• [REQUIRED WORK] Search the records for lines that contain the word "bowl". Copy them all.
═══
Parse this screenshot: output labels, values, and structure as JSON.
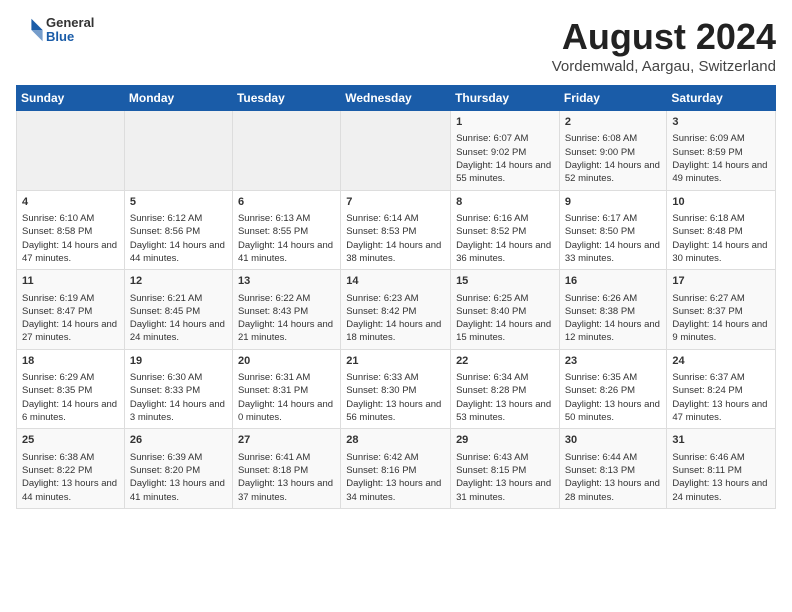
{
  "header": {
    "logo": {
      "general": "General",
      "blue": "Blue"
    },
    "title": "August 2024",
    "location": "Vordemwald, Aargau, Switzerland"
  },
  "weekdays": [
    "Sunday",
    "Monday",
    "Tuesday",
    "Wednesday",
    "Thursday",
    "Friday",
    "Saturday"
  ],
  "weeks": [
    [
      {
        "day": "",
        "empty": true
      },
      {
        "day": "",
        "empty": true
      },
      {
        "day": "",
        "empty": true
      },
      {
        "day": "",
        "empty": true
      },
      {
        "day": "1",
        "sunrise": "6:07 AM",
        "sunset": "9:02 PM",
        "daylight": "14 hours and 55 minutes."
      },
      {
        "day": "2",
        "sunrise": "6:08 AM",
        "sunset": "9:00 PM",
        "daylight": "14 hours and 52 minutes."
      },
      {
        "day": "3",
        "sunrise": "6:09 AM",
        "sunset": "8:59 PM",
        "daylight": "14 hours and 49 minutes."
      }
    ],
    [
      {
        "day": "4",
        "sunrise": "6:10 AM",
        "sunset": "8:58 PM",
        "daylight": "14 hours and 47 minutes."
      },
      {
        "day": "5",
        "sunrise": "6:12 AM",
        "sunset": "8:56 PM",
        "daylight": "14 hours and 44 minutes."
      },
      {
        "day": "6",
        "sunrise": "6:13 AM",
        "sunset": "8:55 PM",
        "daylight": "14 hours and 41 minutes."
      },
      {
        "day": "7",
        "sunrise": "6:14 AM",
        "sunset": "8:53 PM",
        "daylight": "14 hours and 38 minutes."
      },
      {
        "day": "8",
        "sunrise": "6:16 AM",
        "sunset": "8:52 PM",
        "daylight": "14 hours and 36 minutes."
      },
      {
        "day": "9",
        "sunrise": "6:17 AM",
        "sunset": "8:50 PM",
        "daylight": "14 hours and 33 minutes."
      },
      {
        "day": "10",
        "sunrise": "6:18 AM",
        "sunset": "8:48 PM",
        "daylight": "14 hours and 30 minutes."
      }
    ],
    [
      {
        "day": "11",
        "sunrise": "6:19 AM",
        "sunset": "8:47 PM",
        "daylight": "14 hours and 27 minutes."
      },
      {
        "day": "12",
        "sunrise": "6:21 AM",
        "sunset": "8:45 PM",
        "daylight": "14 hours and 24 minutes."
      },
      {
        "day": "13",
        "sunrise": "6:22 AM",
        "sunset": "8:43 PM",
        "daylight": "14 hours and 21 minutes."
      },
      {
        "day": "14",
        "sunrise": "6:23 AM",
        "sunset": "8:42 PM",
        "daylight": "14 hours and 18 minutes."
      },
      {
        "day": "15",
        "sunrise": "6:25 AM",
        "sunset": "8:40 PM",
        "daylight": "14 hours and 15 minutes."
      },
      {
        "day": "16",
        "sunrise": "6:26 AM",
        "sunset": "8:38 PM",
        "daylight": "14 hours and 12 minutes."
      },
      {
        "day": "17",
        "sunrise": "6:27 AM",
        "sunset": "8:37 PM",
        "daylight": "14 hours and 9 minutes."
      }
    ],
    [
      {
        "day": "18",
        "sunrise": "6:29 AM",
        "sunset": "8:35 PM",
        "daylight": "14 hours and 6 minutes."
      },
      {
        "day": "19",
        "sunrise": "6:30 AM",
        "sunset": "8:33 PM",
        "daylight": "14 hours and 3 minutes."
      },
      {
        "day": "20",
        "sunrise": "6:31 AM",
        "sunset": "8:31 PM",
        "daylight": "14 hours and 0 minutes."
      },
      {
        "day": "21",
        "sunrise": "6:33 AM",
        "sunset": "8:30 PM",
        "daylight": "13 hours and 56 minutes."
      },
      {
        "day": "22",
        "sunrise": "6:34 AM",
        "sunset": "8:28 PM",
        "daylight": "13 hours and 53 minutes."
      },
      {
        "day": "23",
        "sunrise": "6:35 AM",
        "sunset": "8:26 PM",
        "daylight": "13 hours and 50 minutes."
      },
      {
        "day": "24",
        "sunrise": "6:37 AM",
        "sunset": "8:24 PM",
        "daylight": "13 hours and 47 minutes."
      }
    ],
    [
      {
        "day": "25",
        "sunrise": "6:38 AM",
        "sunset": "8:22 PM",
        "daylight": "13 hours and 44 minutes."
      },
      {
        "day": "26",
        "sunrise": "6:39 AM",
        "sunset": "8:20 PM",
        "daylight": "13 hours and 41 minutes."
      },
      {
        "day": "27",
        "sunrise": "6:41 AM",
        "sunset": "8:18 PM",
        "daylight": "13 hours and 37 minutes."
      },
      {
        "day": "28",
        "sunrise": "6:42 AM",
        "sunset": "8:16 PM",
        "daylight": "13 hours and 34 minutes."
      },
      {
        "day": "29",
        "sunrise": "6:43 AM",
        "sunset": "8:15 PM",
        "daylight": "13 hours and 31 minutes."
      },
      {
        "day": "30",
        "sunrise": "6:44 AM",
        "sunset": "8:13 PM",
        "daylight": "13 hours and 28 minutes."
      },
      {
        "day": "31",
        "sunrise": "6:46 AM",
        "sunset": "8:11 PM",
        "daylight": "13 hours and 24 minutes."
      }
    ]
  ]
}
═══
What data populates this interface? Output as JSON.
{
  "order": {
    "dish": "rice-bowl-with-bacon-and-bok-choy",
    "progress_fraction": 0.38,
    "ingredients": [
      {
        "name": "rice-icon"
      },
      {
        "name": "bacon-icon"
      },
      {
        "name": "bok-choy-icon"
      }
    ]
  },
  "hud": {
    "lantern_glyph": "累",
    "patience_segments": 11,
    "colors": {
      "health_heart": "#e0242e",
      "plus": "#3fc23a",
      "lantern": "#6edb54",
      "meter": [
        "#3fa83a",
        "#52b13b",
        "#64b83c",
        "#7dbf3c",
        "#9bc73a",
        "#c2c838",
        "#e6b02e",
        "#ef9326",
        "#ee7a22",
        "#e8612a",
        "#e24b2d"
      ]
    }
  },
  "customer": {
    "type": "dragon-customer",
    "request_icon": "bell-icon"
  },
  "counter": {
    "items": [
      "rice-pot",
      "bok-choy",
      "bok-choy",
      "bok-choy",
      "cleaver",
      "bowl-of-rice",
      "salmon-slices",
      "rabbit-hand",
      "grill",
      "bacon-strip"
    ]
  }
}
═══
• [WRITTEN SOLUTION]
    "dish": "rice-bowl-with-bacon-and-bok-choy",
      "bowl-of-rice",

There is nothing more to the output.